(Website and app data records)
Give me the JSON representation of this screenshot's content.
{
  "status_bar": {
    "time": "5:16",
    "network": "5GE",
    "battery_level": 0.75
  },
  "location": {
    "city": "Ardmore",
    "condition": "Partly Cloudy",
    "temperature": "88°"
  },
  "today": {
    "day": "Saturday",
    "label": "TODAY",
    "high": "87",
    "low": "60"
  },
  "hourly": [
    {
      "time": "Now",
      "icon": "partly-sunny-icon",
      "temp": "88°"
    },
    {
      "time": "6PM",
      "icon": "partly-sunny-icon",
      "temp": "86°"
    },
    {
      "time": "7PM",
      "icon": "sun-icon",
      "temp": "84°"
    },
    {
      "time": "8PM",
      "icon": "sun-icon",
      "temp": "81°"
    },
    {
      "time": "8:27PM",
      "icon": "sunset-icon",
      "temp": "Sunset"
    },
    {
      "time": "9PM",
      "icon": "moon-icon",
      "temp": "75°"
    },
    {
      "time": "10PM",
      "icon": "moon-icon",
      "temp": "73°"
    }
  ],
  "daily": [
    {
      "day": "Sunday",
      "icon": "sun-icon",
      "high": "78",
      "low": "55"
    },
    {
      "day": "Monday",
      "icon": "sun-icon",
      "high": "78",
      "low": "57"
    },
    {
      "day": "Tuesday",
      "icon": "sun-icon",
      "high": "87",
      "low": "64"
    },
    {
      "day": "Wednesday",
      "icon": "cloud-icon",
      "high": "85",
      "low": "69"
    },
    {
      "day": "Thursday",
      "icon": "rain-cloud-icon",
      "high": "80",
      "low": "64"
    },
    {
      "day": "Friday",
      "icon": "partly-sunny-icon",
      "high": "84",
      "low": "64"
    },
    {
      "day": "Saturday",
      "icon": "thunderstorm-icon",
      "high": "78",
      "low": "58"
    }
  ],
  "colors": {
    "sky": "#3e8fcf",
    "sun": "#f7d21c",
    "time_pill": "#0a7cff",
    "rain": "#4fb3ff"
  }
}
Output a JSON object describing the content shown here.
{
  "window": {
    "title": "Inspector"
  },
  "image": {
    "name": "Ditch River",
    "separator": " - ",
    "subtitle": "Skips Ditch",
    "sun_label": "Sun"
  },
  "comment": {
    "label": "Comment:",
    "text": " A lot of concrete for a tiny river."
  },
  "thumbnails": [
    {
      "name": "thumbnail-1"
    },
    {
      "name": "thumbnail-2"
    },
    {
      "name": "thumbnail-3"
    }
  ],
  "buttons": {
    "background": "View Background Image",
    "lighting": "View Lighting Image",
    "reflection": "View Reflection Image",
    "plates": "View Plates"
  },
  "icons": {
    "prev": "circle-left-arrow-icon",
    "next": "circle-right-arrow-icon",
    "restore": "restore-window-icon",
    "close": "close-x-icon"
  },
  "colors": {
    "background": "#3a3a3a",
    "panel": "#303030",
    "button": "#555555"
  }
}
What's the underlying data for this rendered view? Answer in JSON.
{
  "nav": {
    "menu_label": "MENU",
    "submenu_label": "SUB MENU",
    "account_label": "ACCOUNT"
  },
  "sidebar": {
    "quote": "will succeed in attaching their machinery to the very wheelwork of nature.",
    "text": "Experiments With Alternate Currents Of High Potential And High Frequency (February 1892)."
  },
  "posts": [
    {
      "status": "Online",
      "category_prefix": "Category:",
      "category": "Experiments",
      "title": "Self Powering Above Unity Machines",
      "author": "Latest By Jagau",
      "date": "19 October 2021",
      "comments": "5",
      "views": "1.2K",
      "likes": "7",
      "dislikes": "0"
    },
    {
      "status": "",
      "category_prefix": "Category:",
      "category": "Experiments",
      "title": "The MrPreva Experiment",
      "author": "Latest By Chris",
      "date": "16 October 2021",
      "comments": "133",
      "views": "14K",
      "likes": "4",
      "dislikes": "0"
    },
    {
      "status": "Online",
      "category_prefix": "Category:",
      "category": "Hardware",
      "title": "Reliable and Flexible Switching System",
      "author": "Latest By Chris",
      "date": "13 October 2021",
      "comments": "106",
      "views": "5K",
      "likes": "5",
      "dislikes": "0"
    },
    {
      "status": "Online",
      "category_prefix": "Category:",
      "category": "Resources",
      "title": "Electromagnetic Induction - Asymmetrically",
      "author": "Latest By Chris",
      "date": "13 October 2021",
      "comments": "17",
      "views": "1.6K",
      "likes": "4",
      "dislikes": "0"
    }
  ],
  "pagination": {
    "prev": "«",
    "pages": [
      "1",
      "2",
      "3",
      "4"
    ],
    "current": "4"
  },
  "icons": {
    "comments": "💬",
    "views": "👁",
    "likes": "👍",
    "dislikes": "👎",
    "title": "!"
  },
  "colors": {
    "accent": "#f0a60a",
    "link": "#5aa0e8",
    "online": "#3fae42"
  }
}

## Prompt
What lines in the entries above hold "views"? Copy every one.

## Solution
      "views": "1.2K",
      "views": "14K",
      "views": "5K",
      "views": "1.6K",
    "views": "👁",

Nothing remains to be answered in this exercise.